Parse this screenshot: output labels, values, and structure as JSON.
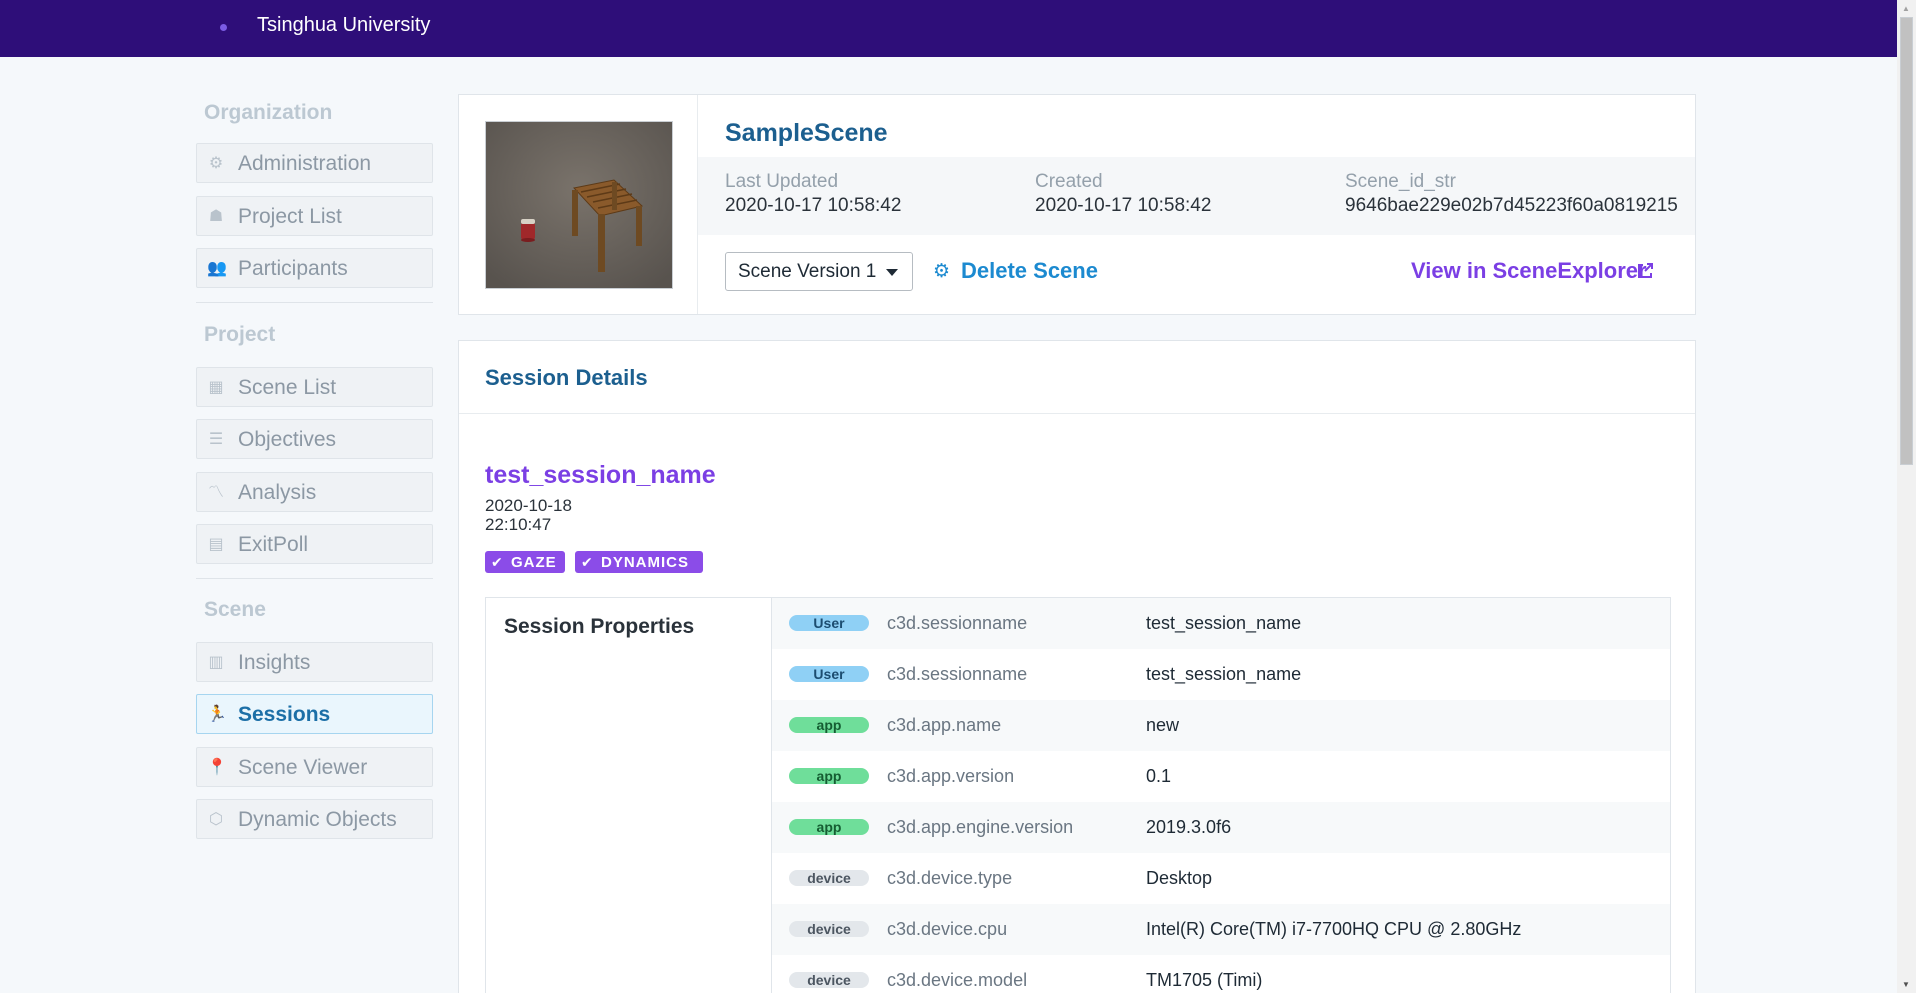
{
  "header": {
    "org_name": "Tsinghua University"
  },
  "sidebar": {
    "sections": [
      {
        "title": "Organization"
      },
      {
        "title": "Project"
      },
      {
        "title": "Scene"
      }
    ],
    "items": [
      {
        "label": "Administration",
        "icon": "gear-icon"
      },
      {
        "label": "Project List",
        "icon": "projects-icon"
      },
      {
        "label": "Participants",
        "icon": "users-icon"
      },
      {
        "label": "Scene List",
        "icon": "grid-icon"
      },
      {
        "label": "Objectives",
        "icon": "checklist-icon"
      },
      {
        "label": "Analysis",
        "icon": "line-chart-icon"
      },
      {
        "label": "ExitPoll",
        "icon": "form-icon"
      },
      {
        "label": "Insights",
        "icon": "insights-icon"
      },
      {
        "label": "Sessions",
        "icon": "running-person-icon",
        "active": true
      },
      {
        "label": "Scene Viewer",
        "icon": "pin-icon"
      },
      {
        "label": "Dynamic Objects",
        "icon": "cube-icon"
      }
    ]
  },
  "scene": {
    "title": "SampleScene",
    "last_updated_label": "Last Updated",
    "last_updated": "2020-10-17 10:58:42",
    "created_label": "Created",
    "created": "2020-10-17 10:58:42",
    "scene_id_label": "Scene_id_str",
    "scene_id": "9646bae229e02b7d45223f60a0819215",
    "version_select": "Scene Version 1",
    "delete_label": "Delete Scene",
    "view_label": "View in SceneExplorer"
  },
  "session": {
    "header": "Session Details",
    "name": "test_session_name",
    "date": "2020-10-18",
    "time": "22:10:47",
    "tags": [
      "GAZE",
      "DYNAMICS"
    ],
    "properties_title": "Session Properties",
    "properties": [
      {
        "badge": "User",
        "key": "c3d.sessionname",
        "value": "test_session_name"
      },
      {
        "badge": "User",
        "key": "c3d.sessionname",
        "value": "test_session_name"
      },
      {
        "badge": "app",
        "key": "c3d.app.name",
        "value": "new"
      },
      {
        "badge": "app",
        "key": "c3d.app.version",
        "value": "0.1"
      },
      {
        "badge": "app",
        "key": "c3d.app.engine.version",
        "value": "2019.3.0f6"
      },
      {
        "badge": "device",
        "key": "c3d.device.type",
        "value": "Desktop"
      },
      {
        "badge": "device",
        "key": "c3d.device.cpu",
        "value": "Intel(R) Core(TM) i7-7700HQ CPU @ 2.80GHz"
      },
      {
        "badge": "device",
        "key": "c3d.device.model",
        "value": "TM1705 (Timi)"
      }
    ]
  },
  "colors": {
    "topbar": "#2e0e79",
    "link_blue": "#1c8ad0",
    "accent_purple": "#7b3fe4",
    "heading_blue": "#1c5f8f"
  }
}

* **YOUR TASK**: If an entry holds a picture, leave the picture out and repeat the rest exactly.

* **EXPECTED OUTPUT**:
Parse this screenshot: output labels, values, and structure as JSON.
{
  "header": {
    "org_name": "Tsinghua University"
  },
  "sidebar": {
    "sections": [
      {
        "title": "Organization"
      },
      {
        "title": "Project"
      },
      {
        "title": "Scene"
      }
    ],
    "items": [
      {
        "label": "Administration",
        "icon": "gear-icon"
      },
      {
        "label": "Project List",
        "icon": "projects-icon"
      },
      {
        "label": "Participants",
        "icon": "users-icon"
      },
      {
        "label": "Scene List",
        "icon": "grid-icon"
      },
      {
        "label": "Objectives",
        "icon": "checklist-icon"
      },
      {
        "label": "Analysis",
        "icon": "line-chart-icon"
      },
      {
        "label": "ExitPoll",
        "icon": "form-icon"
      },
      {
        "label": "Insights",
        "icon": "insights-icon"
      },
      {
        "label": "Sessions",
        "icon": "running-person-icon",
        "active": true
      },
      {
        "label": "Scene Viewer",
        "icon": "pin-icon"
      },
      {
        "label": "Dynamic Objects",
        "icon": "cube-icon"
      }
    ]
  },
  "scene": {
    "title": "SampleScene",
    "last_updated_label": "Last Updated",
    "last_updated": "2020-10-17 10:58:42",
    "created_label": "Created",
    "created": "2020-10-17 10:58:42",
    "scene_id_label": "Scene_id_str",
    "scene_id": "9646bae229e02b7d45223f60a0819215",
    "version_select": "Scene Version 1",
    "delete_label": "Delete Scene",
    "view_label": "View in SceneExplorer"
  },
  "session": {
    "header": "Session Details",
    "name": "test_session_name",
    "date": "2020-10-18",
    "time": "22:10:47",
    "tags": [
      "GAZE",
      "DYNAMICS"
    ],
    "properties_title": "Session Properties",
    "properties": [
      {
        "badge": "User",
        "key": "c3d.sessionname",
        "value": "test_session_name"
      },
      {
        "badge": "User",
        "key": "c3d.sessionname",
        "value": "test_session_name"
      },
      {
        "badge": "app",
        "key": "c3d.app.name",
        "value": "new"
      },
      {
        "badge": "app",
        "key": "c3d.app.version",
        "value": "0.1"
      },
      {
        "badge": "app",
        "key": "c3d.app.engine.version",
        "value": "2019.3.0f6"
      },
      {
        "badge": "device",
        "key": "c3d.device.type",
        "value": "Desktop"
      },
      {
        "badge": "device",
        "key": "c3d.device.cpu",
        "value": "Intel(R) Core(TM) i7-7700HQ CPU @ 2.80GHz"
      },
      {
        "badge": "device",
        "key": "c3d.device.model",
        "value": "TM1705 (Timi)"
      }
    ]
  },
  "colors": {
    "topbar": "#2e0e79",
    "link_blue": "#1c8ad0",
    "accent_purple": "#7b3fe4",
    "heading_blue": "#1c5f8f"
  }
}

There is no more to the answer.